I became aware of the Bahá’í Faith during several animated conversations with a co-worker on an aircraft final assembly line in Wichita, KS. On the Bahá’í timeline, these exchanges occurred during the brief period between completion of the Nine Year Plan at Ridvan 1973 and the subsequent launch of the Five Year Plan at Naw-Rúz 1974.

At the time, I was 24 years old, married, two children, and less than two-years seniority in an industry notorious for its cyclical employment patterns.

I had recently enrolled in classes at Wichita State University for what would turn out to be an unsuccessful third run at getting an undergraduate degree.

A couple of years before I had read the excerpts from A Separate Reality: Further Conversations with Don Juan 1 by Carlos Castañeda in the March 1971 issue of Esquire Magazine.

This sent me on a long reading adventure into literature about and by Native Americans. It also opened up my receptivity to learn more about a panoply of religious and nonreligious belief systems. Enter the Bahá’í Faith and the book: Thief in the Night by William Sears 2

It didn’t take. But my curiosity was piqued!

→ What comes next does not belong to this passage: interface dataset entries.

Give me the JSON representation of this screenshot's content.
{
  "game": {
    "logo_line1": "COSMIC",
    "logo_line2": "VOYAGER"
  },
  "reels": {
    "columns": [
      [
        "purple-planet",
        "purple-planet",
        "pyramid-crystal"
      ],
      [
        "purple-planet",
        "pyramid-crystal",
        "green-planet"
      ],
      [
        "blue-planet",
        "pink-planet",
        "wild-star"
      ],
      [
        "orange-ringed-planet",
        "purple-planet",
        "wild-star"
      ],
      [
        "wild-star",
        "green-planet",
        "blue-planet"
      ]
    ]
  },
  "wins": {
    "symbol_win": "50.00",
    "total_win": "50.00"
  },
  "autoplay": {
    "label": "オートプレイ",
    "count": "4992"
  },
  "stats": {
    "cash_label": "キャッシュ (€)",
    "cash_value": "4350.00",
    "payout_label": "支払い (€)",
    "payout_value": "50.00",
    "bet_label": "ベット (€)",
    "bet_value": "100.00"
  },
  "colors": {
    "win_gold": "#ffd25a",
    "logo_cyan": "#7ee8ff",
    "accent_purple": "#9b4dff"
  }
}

  1. Castañeda, Carlos. A Separate Reality: Further Conversations with Don Juan. New York: Simon and Schuster, 1971. https://archive.org/details/separaterealityf00cast [return]
  2. Sears, William B. Thief in the Night: Or, The Strange Case of the Missing Millennium. 1961. Reprint, Oxford: G. Ronald, 1981. https://archive.org/details/thiefinnightor00sear. [return]